Joan launched her new book 'Trouble on Cable Street'.
Joan launched her new book 'What Holly did next' and talked about her about her 'Eleventh Orphan' trilogy.
A video version of a recent interview with Joan is now available through this web site. In the interview Joan talks about her life, her work, and how she goes about the process of writing.
The Eleventh Orphan has been shortlisted for four prizes:
What to do about Holly, published August 2009, has also been doing well. Below are a few quotes from reviews:
Mail on Sunday

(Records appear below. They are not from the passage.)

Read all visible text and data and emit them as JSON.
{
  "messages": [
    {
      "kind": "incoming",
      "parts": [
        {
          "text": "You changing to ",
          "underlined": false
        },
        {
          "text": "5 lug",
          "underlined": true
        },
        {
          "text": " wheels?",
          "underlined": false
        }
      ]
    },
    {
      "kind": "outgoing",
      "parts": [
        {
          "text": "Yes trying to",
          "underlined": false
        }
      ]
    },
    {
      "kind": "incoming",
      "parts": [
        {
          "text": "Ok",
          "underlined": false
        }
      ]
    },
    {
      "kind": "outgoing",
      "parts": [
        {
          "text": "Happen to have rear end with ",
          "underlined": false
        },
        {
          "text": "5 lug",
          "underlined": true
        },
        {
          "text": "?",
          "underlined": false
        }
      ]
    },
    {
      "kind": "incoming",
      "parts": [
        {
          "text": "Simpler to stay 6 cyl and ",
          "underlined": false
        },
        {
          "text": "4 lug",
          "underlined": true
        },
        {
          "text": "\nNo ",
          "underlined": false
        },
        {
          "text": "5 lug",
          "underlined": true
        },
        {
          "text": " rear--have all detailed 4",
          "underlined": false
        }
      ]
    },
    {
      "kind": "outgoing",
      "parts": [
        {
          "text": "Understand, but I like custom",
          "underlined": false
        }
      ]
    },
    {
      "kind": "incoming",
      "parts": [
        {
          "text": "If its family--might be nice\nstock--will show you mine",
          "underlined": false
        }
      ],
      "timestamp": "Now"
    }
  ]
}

Holly's feckless mother is secretly heading off on holiday, so leaves Holly on a train in the care of a woman Holly recognises as a children's author. But when her father fails to turn up at the other station, Holly is forced to spend time with the author's family, whose comfortable life is very different from her own.
It may have a contemporary social setting, but there's a timeless message in this poignant story of a lonely little girl who yearns for stability and love.
An excellent book that's not preaching or patronising... - By Sarah Hardcastle
It's so cheering to find a children's novel which is a good, honest, straightforward story. There are no morals or messages - just a strong story about a girl whose parents have let her down badly. Holly's dad isn't there to meet her off the train as promised - so she is taken under the wing of a children's writer travelling on the same train. It's hard to tell which of them is more awkward about the situation. The novel follows the next two weeks while Holly and her host family get used to each other. And as they do, the truth about Holly's life is gradually revealed. The ending is more hopeful than happy - Holly is a character I'll find myself thinking about for some time, I'm sure. I'll be giving this novel to all the 9 to 13's I know.
A gentle, intelligent story about relationships and differing backgrounds.
One really feels for Holly's predicament and the human relationships are completely believable and unsentimental. There is an element of suspense and danger which keeps the reader gripped and the ending is ultimately hopeful. A very satisfying and engaging read.
Joan Lingard's storytelling draws the reader in and her subtle descriptions of character and place are immediately engaging.
In this, her 40th novel for children, Joan Lingard finds a fresh approach to the problem of abandoned children. Her children's novels have covered many topics that concern and frighten children and this is no exception... Without being judgmental or stereotypical, this is a story which brings out the best in characters, given time. Lothian Life